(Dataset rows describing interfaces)
-- Opening Marker --
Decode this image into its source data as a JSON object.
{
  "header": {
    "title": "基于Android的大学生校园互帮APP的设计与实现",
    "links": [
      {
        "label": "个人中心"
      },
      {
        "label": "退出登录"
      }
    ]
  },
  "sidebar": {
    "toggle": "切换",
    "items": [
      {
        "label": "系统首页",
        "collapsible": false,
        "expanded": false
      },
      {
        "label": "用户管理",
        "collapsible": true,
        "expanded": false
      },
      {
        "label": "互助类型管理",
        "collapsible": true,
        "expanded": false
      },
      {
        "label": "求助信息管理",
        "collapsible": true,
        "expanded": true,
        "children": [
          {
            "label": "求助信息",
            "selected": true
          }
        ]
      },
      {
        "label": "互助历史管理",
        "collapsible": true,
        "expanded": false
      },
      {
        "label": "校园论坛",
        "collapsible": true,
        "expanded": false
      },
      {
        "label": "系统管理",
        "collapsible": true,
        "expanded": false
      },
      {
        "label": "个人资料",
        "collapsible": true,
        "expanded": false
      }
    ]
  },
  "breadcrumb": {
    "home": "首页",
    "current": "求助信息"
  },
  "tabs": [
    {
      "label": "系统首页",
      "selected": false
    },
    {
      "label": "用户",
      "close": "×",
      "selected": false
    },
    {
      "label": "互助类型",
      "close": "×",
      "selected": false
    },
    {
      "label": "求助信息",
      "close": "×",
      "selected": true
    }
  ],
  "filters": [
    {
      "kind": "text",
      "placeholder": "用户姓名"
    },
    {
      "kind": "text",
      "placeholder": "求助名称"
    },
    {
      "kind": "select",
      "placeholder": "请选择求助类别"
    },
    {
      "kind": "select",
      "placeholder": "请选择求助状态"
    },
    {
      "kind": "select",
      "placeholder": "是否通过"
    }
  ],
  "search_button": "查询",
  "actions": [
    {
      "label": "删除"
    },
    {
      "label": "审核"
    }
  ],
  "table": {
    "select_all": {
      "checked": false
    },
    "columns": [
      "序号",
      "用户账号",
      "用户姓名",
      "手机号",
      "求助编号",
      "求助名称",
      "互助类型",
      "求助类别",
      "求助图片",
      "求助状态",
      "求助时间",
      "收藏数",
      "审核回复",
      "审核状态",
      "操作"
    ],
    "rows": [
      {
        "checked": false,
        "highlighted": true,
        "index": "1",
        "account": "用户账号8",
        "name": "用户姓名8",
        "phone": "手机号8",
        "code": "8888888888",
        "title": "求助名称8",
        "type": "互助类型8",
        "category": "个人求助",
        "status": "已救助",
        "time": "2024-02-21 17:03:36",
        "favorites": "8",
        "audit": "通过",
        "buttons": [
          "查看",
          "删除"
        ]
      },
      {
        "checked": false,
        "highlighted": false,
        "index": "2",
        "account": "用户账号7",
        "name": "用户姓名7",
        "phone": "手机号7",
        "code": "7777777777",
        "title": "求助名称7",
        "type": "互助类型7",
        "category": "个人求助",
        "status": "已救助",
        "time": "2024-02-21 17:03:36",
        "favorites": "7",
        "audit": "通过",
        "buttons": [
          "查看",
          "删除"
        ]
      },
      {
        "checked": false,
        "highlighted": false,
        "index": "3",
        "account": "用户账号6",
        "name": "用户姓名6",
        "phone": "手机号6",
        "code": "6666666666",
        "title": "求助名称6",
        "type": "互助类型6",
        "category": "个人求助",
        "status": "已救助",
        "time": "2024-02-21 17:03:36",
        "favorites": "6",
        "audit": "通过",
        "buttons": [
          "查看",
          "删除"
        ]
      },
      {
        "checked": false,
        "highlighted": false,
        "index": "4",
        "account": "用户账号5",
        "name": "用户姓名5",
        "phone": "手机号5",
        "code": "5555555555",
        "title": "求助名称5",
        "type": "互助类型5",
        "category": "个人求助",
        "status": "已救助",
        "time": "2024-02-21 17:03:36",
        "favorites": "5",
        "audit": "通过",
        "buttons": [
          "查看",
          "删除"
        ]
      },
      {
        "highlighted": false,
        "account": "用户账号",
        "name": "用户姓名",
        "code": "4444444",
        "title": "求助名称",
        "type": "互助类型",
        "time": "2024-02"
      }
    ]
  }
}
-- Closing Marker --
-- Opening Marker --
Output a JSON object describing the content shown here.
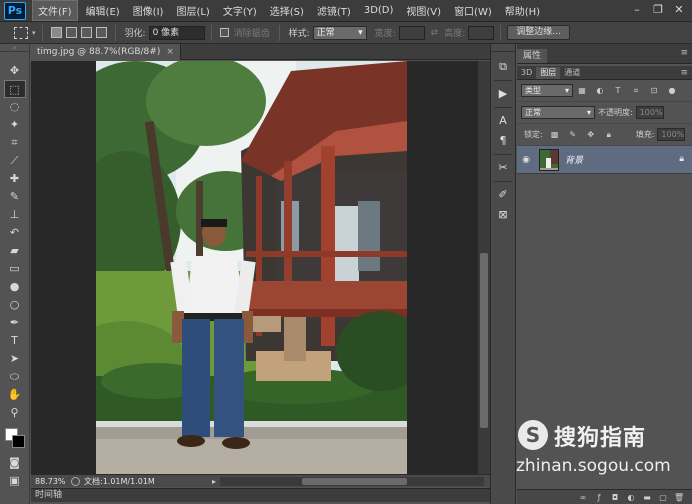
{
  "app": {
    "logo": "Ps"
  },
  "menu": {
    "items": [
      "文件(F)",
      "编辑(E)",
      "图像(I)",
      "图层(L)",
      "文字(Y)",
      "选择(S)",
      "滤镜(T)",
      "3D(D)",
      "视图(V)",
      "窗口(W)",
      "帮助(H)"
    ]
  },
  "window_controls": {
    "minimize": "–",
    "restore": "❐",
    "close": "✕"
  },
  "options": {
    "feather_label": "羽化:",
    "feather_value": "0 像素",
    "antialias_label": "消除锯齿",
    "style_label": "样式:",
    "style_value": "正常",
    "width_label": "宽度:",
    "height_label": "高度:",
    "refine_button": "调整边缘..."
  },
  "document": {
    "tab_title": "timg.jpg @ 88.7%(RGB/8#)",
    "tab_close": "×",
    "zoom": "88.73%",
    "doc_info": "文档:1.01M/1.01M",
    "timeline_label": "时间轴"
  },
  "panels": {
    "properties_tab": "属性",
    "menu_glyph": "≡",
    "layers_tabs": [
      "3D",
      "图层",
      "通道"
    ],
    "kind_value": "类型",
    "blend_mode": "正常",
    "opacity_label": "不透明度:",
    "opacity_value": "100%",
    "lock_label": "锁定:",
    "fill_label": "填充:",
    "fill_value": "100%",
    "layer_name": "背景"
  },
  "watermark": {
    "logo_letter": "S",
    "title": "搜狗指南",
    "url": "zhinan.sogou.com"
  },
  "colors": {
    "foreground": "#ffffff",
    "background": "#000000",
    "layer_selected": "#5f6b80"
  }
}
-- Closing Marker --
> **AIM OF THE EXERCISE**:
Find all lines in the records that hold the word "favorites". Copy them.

> **RESULT OF THIS EXERCISE**:
        "favorites": "8",
        "favorites": "7",
        "favorites": "6",
        "favorites": "5",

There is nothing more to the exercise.